Lunch time was upon me, and I sampled one of the burgers in a nearby takeaway. It was big, and very messy. I hate the way they put beetroot in everything here. It looks horrible and tastes not much better in my opinion. I knew I had managed to get most of the burger over my face and down my front, but it was a nice burger aside from the beetroot. I headed back to the hostel for my hat as the sun had come out and was now burning my head.

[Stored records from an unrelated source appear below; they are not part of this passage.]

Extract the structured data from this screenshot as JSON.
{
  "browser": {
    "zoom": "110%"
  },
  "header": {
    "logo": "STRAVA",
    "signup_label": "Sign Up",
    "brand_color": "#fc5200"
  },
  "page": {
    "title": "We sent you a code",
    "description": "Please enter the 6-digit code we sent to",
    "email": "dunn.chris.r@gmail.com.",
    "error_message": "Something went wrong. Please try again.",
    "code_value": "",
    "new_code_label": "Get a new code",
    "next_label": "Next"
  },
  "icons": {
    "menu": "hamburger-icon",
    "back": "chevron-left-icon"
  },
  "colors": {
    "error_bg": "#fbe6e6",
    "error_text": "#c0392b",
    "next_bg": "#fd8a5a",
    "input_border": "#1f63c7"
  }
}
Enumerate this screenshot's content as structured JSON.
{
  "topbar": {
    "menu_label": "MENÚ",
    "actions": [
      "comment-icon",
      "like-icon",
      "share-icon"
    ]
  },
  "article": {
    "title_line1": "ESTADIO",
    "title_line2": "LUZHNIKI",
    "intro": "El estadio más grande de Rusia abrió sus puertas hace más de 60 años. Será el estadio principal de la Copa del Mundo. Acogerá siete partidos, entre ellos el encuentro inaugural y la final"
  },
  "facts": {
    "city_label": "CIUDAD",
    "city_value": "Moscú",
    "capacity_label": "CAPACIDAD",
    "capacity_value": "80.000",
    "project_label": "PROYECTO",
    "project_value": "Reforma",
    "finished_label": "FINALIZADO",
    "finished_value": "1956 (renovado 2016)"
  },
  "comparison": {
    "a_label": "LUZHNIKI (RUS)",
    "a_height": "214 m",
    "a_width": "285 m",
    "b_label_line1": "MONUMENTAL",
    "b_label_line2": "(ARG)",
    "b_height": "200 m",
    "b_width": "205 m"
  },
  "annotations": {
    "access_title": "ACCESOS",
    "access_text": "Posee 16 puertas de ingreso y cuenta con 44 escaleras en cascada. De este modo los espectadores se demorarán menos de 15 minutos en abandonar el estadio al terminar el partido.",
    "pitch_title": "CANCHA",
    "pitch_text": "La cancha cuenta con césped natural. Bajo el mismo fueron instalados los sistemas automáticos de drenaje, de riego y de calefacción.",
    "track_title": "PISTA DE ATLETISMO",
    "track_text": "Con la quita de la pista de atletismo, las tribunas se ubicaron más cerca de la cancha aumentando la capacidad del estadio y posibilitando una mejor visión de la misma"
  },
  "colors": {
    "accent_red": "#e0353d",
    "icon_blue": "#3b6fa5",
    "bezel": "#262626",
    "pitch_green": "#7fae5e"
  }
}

In the afternoon I wandered along the beaches, stopping to watch the surfers and to do a bit of sun baking. It was nice to wade in the water to cool my feet down. There were a few more people out and about today, largely due to the change in weather I thought, and a lot of people were enjoying the beaches. It was quite late when I returned to the hostel, and I spent the evening talking to one of the guys in the hostel about fruit picking, and how hard it was. You can get paid around 18 dollars an hour though, so that can’t be too bad.

All that was left for me to do was to go to bed, so that’s what I did.


Author Box



Written by Daniel Stevens,
Founder of Roundtheworldtrip.org.
Find out more about the author
in my About page.


Follow me on Google Plus, Facebook, Twitter, or Subscribe to my RSS Feed

Read More Articles

Read More Travel Posts

Watch Some Video

Browse my Images


Related posts:

Merida and a Motorway Campsite – Day 19
Portsmouth to Paris, Part 2 Begins – Day 39
First Trip to Ellerslie – Day 6
Through the Mountains, Towards Nelson – Day 41
From Sydney to Manly, and the 10km Walk

2 Comments »

  • Krista said:

    Sounds like a very interesting day. 🙂 I like that you guys applauded the plucky koala. 🙂

  • dan said:

    Haha, we were expecting him to take a bow, but it never came. I expect he was shy 🙂

Leave your response!

Add your comment below, or trackback from your own site. You can also subscribe to these comments via RSS.

Be nice. Keep it clean. Stay on topic. No spam.

You can use these tags:
<a href="" title=""> <abbr title=""> <acronym title=""> <b> <blockquote cite=""> <cite> <code> <del datetime=""> <em> <i> <q cite=""> <s> <strike> <strong>

This is a Gravatar-enabled weblog. To get your own globally-recognized-avatar, please register at Gravatar.

Please complete the capcha below before submitting your comment, thank you.

Capcha *